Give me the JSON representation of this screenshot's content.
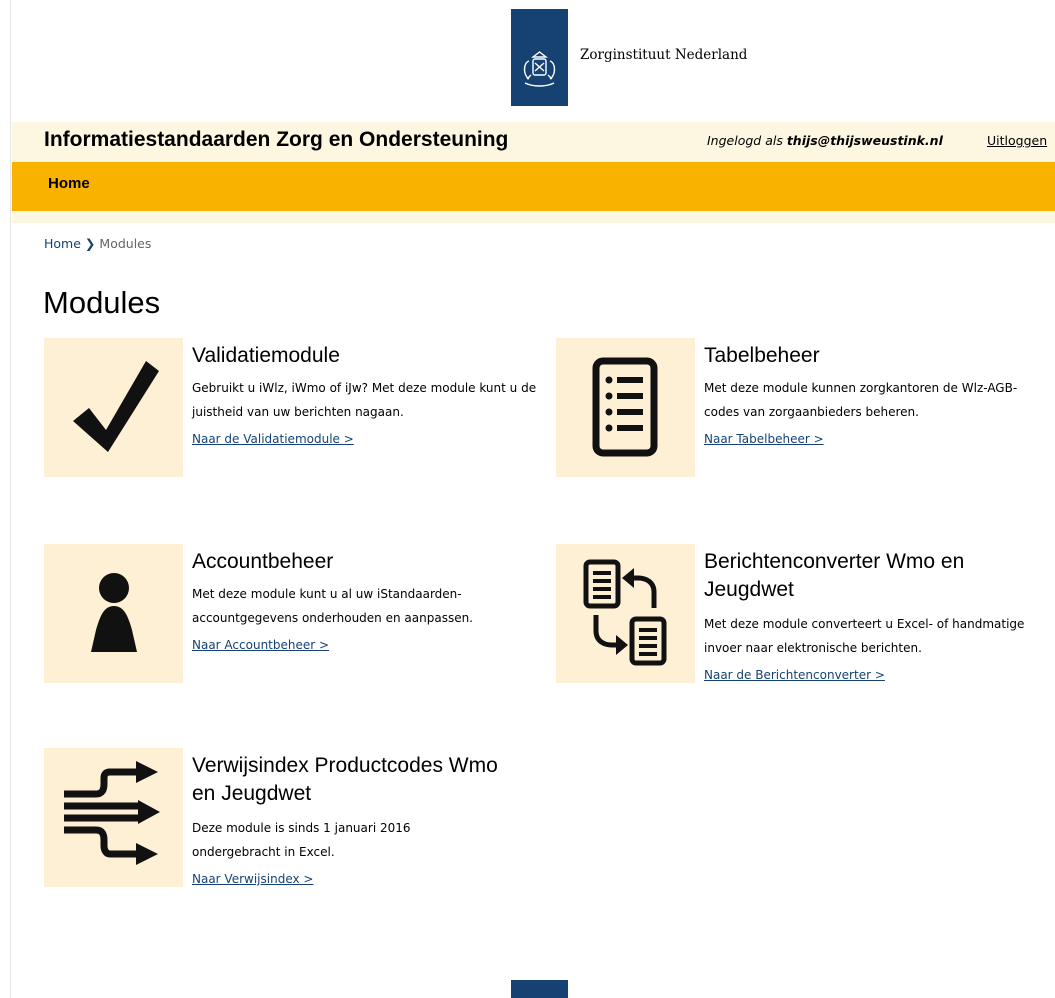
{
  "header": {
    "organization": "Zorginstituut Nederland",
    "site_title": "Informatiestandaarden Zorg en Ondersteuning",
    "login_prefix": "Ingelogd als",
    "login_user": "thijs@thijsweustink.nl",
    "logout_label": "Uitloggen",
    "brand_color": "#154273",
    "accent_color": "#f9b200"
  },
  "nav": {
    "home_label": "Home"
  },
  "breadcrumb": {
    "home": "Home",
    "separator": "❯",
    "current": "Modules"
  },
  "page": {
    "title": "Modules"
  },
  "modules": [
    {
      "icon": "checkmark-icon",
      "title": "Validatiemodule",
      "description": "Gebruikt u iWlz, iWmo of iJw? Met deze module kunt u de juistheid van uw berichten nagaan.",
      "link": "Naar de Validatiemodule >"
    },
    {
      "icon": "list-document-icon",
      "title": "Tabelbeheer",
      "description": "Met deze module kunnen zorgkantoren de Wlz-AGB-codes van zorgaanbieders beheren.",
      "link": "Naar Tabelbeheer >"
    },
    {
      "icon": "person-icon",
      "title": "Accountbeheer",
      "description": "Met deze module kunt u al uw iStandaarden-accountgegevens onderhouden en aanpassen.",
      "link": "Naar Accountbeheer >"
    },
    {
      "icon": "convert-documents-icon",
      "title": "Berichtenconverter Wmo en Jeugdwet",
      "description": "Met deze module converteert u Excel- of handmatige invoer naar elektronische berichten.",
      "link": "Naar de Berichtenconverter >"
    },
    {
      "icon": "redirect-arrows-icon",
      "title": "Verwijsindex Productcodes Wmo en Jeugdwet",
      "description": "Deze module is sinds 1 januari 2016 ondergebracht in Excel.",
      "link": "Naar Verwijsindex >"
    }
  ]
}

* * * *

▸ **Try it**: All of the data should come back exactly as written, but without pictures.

▸ **Your solution**:
Give me the JSON representation of this screenshot's content.
{
  "header": {
    "organization": "Zorginstituut Nederland",
    "site_title": "Informatiestandaarden Zorg en Ondersteuning",
    "login_prefix": "Ingelogd als",
    "login_user": "thijs@thijsweustink.nl",
    "logout_label": "Uitloggen",
    "brand_color": "#154273",
    "accent_color": "#f9b200"
  },
  "nav": {
    "home_label": "Home"
  },
  "breadcrumb": {
    "home": "Home",
    "separator": "❯",
    "current": "Modules"
  },
  "page": {
    "title": "Modules"
  },
  "modules": [
    {
      "icon": "checkmark-icon",
      "title": "Validatiemodule",
      "description": "Gebruikt u iWlz, iWmo of iJw? Met deze module kunt u de juistheid van uw berichten nagaan.",
      "link": "Naar de Validatiemodule >"
    },
    {
      "icon": "list-document-icon",
      "title": "Tabelbeheer",
      "description": "Met deze module kunnen zorgkantoren de Wlz-AGB-codes van zorgaanbieders beheren.",
      "link": "Naar Tabelbeheer >"
    },
    {
      "icon": "person-icon",
      "title": "Accountbeheer",
      "description": "Met deze module kunt u al uw iStandaarden-accountgegevens onderhouden en aanpassen.",
      "link": "Naar Accountbeheer >"
    },
    {
      "icon": "convert-documents-icon",
      "title": "Berichtenconverter Wmo en Jeugdwet",
      "description": "Met deze module converteert u Excel- of handmatige invoer naar elektronische berichten.",
      "link": "Naar de Berichtenconverter >"
    },
    {
      "icon": "redirect-arrows-icon",
      "title": "Verwijsindex Productcodes Wmo en Jeugdwet",
      "description": "Deze module is sinds 1 januari 2016 ondergebracht in Excel.",
      "link": "Naar Verwijsindex >"
    }
  ]
}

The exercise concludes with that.